Task instructions »
Locate the word "dialog" in the entries below, then gather every line that holds it.

::::

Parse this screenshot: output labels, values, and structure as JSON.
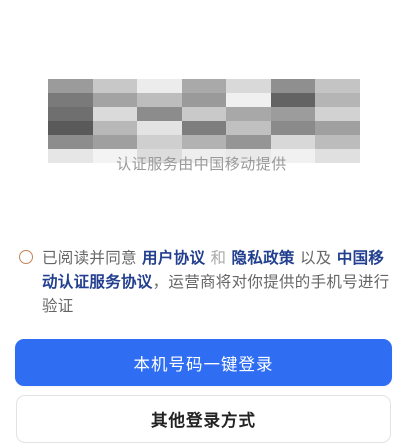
{
  "provider_note": "认证服务由中国移动提供",
  "agreement": {
    "prefix": "已阅读并同意",
    "user_agreement": "用户协议",
    "and": "和",
    "privacy_policy": "隐私政策",
    "also": "以及",
    "carrier_agreement": "中国移动认证服务协议",
    "suffix": "，运营商将对你提供的手机号进行验证"
  },
  "buttons": {
    "one_click_login": "本机号码一键登录",
    "other_login": "其他登录方式"
  },
  "colors": {
    "primary": "#2f6ef3",
    "link": "#223f8f"
  }
}
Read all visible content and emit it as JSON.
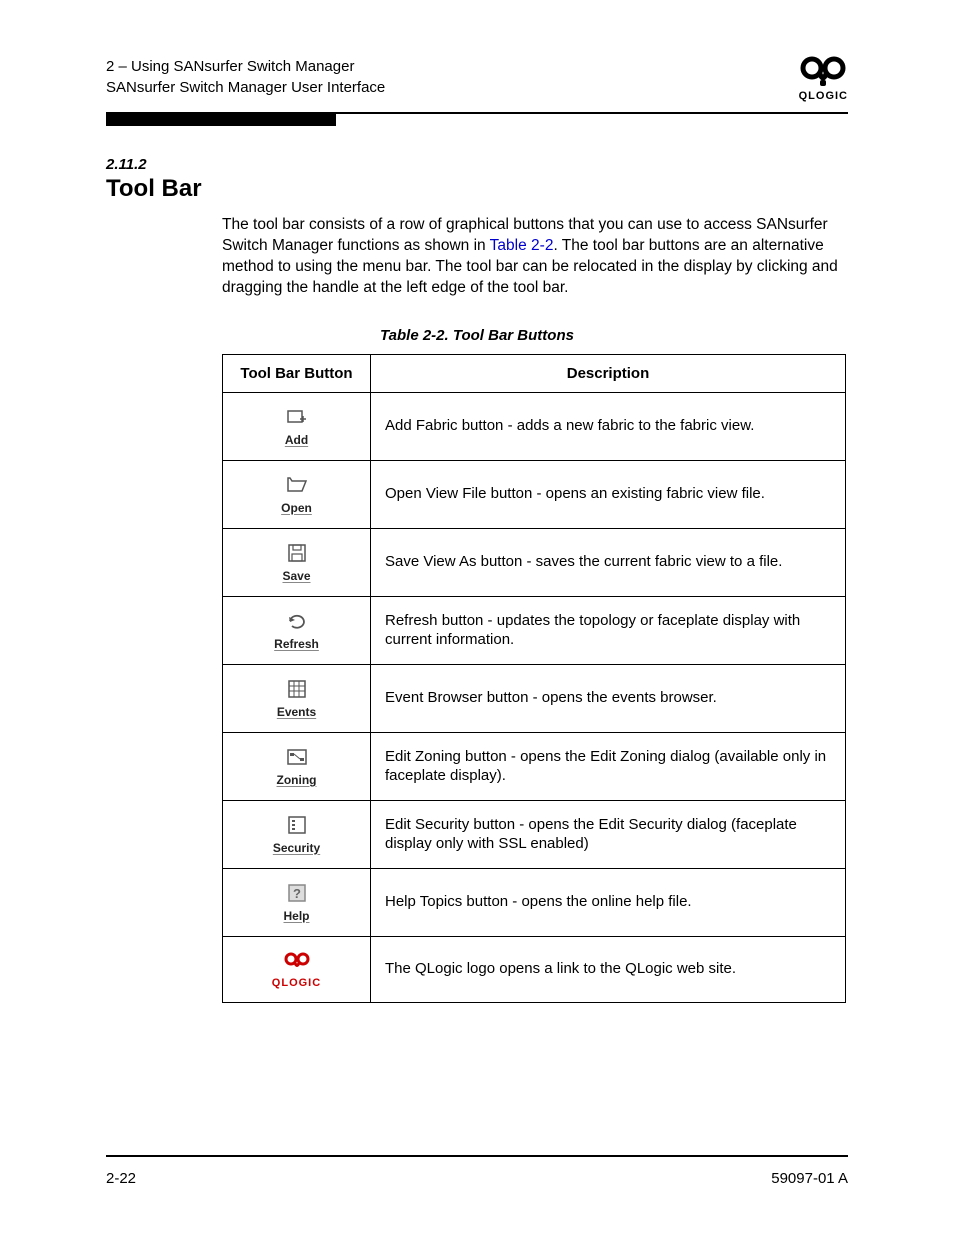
{
  "header": {
    "line1": "2 – Using SANsurfer Switch Manager",
    "line2": "SANsurfer Switch Manager User Interface",
    "logo_label": "QLOGIC"
  },
  "section": {
    "number": "2.11.2",
    "title": "Tool Bar",
    "body_pre": "The tool bar consists of a row of graphical buttons that you can use to access SANsurfer Switch Manager functions as shown in ",
    "body_link": "Table 2-2",
    "body_post": ". The tool bar buttons are an alternative method to using the menu bar. The tool bar can be relocated in the display by clicking and dragging the handle at the left edge of the tool bar."
  },
  "table": {
    "caption": "Table 2-2. Tool Bar Buttons",
    "col1": "Tool Bar Button",
    "col2": "Description",
    "rows": [
      {
        "icon": "add",
        "label": "Add",
        "desc": "Add Fabric button - adds a new fabric to the fabric view."
      },
      {
        "icon": "open",
        "label": "Open",
        "desc": "Open View File button - opens an existing fabric view file."
      },
      {
        "icon": "save",
        "label": "Save",
        "desc": "Save View As button - saves the current fabric view to a file."
      },
      {
        "icon": "refresh",
        "label": "Refresh",
        "desc": "Refresh button - updates the topology or faceplate display with current information."
      },
      {
        "icon": "events",
        "label": "Events",
        "desc": "Event Browser button - opens the events browser."
      },
      {
        "icon": "zoning",
        "label": "Zoning",
        "desc": "Edit Zoning button - opens the Edit Zoning dialog (available only in faceplate display)."
      },
      {
        "icon": "security",
        "label": "Security",
        "desc": "Edit Security button - opens the Edit Security dialog (faceplate display only with SSL enabled)"
      },
      {
        "icon": "help",
        "label": "Help",
        "desc": "Help Topics button - opens the online help file."
      },
      {
        "icon": "qlogic",
        "label": "QLOGIC",
        "desc": "The QLogic logo opens a link to the QLogic web site."
      }
    ]
  },
  "footer": {
    "left": "2-22",
    "right": "59097-01 A"
  }
}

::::

Your response »
        "desc": "Edit Zoning button - opens the Edit Zoning dialog (available only in faceplate display)."
        "desc": "Edit Security button - opens the Edit Security dialog (faceplate display only with SSL enabled)"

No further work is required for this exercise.